◆ Extracted records:
"""
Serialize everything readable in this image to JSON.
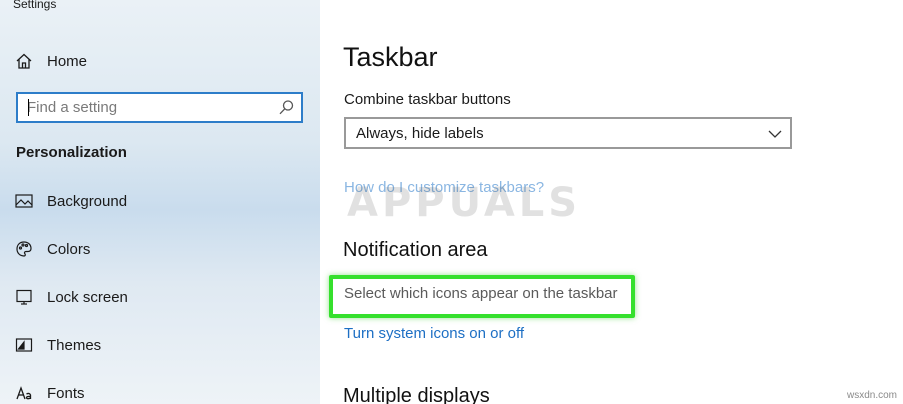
{
  "app": {
    "title": "Settings"
  },
  "sidebar": {
    "home_label": "Home",
    "search": {
      "placeholder": "Find a setting",
      "value": ""
    },
    "section_heading": "Personalization",
    "items": [
      {
        "label": "Background",
        "icon": "image-icon"
      },
      {
        "label": "Colors",
        "icon": "palette-icon"
      },
      {
        "label": "Lock screen",
        "icon": "lock-screen-icon"
      },
      {
        "label": "Themes",
        "icon": "themes-icon"
      },
      {
        "label": "Fonts",
        "icon": "fonts-icon"
      }
    ]
  },
  "main": {
    "title": "Taskbar",
    "combine_label": "Combine taskbar buttons",
    "combine_value": "Always, hide labels",
    "customize_link": "How do I customize taskbars?",
    "notification_heading": "Notification area",
    "select_icons_text": "Select which icons appear on the taskbar",
    "system_icons_link": "Turn system icons on or off",
    "multiple_displays_heading": "Multiple displays"
  },
  "overlay": {
    "watermark": "APPUALS",
    "credit": "wsxdn.com"
  },
  "colors": {
    "accent": "#1d6fc4",
    "search_border": "#2d7dc9",
    "highlight": "#35e02d"
  }
}
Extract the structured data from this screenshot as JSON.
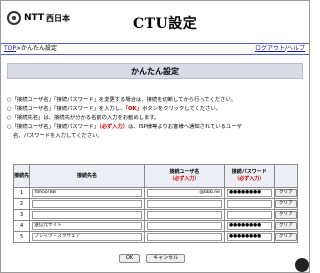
{
  "header": {
    "logo_text": "NTT",
    "logo_subtext": "西日本",
    "title": "CTU設定"
  },
  "breadcrumb": {
    "top": "TOP",
    "separator": ">",
    "current": "かんたん設定"
  },
  "nav": {
    "logout": "ログアウト",
    "slash": "/",
    "help": "ヘルプ"
  },
  "section": {
    "title": "かんたん設定"
  },
  "notes": {
    "n1": "○「接続ユーザ名」「接続パスワード」を変更する場合は、接続を切断してから行ってください。",
    "n2a": "○「接続ユーザ名」「接続パスワード」を入力し、",
    "n2b": "「OK」",
    "n2c": "ボタンをクリックしてください。",
    "n3": "○「接続先名」は、接続先が分かる名前の入力をお勧めします。",
    "n4a": "○「接続ユーザ名」「接続パスワード」",
    "n4b": "（必ず入力）",
    "n4c": "は、ISP様等よりお客様へ通知されているユーザ",
    "n5": "名、パスワードを入力してください。"
  },
  "table": {
    "headers": {
      "num": "接続先",
      "name": "接続先名",
      "user": "接続ユーザ名",
      "user_req": "（必ず入力）",
      "pass": "接続パスワード",
      "pass_req": "（必ず入力）"
    },
    "clear_label": "クリア",
    "rows": [
      {
        "num": "1",
        "name": "Yahoo!BB",
        "user": "@bbb.ne",
        "pass": "●●●●●●●●"
      },
      {
        "num": "2",
        "name": "",
        "user": "",
        "pass": ""
      },
      {
        "num": "3",
        "name": "",
        "user": "",
        "pass": ""
      },
      {
        "num": "4",
        "name": "送信元サイト",
        "user": "",
        "pass": "●●●●●●●●"
      },
      {
        "num": "5",
        "name": "フレッツ・スクウェア",
        "user": "",
        "pass": "●●●●●●●●"
      }
    ]
  },
  "buttons": {
    "ok": "OK",
    "cancel": "キャンセル"
  }
}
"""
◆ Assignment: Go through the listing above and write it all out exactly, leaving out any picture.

◆ Task answer:
Serialize everything readable in this image to JSON.
{
  "app": {
    "title": "Settings"
  },
  "sidebar": {
    "home_label": "Home",
    "search": {
      "placeholder": "Find a setting",
      "value": ""
    },
    "section_heading": "Personalization",
    "items": [
      {
        "label": "Background",
        "icon": "image-icon"
      },
      {
        "label": "Colors",
        "icon": "palette-icon"
      },
      {
        "label": "Lock screen",
        "icon": "lock-screen-icon"
      },
      {
        "label": "Themes",
        "icon": "themes-icon"
      },
      {
        "label": "Fonts",
        "icon": "fonts-icon"
      }
    ]
  },
  "main": {
    "title": "Taskbar",
    "combine_label": "Combine taskbar buttons",
    "combine_value": "Always, hide labels",
    "customize_link": "How do I customize taskbars?",
    "notification_heading": "Notification area",
    "select_icons_text": "Select which icons appear on the taskbar",
    "system_icons_link": "Turn system icons on or off",
    "multiple_displays_heading": "Multiple displays"
  },
  "overlay": {
    "watermark": "APPUALS",
    "credit": "wsxdn.com"
  },
  "colors": {
    "accent": "#1d6fc4",
    "search_border": "#2d7dc9",
    "highlight": "#35e02d"
  }
}
Extract the structured data from this screenshot as JSON.
{
  "header": {
    "logo_text": "NTT",
    "logo_subtext": "西日本",
    "title": "CTU設定"
  },
  "breadcrumb": {
    "top": "TOP",
    "separator": ">",
    "current": "かんたん設定"
  },
  "nav": {
    "logout": "ログアウト",
    "slash": "/",
    "help": "ヘルプ"
  },
  "section": {
    "title": "かんたん設定"
  },
  "notes": {
    "n1": "○「接続ユーザ名」「接続パスワード」を変更する場合は、接続を切断してから行ってください。",
    "n2a": "○「接続ユーザ名」「接続パスワード」を入力し、",
    "n2b": "「OK」",
    "n2c": "ボタンをクリックしてください。",
    "n3": "○「接続先名」は、接続先が分かる名前の入力をお勧めします。",
    "n4a": "○「接続ユーザ名」「接続パスワード」",
    "n4b": "（必ず入力）",
    "n4c": "は、ISP様等よりお客様へ通知されているユーザ",
    "n5": "名、パスワードを入力してください。"
  },
  "table": {
    "headers": {
      "num": "接続先",
      "name": "接続先名",
      "user": "接続ユーザ名",
      "user_req": "（必ず入力）",
      "pass": "接続パスワード",
      "pass_req": "（必ず入力）"
    },
    "clear_label": "クリア",
    "rows": [
      {
        "num": "1",
        "name": "Yahoo!BB",
        "user": "@bbb.ne",
        "pass": "●●●●●●●●"
      },
      {
        "num": "2",
        "name": "",
        "user": "",
        "pass": ""
      },
      {
        "num": "3",
        "name": "",
        "user": "",
        "pass": ""
      },
      {
        "num": "4",
        "name": "送信元サイト",
        "user": "",
        "pass": "●●●●●●●●"
      },
      {
        "num": "5",
        "name": "フレッツ・スクウェア",
        "user": "",
        "pass": "●●●●●●●●"
      }
    ]
  },
  "buttons": {
    "ok": "OK",
    "cancel": "キャンセル"
  }
}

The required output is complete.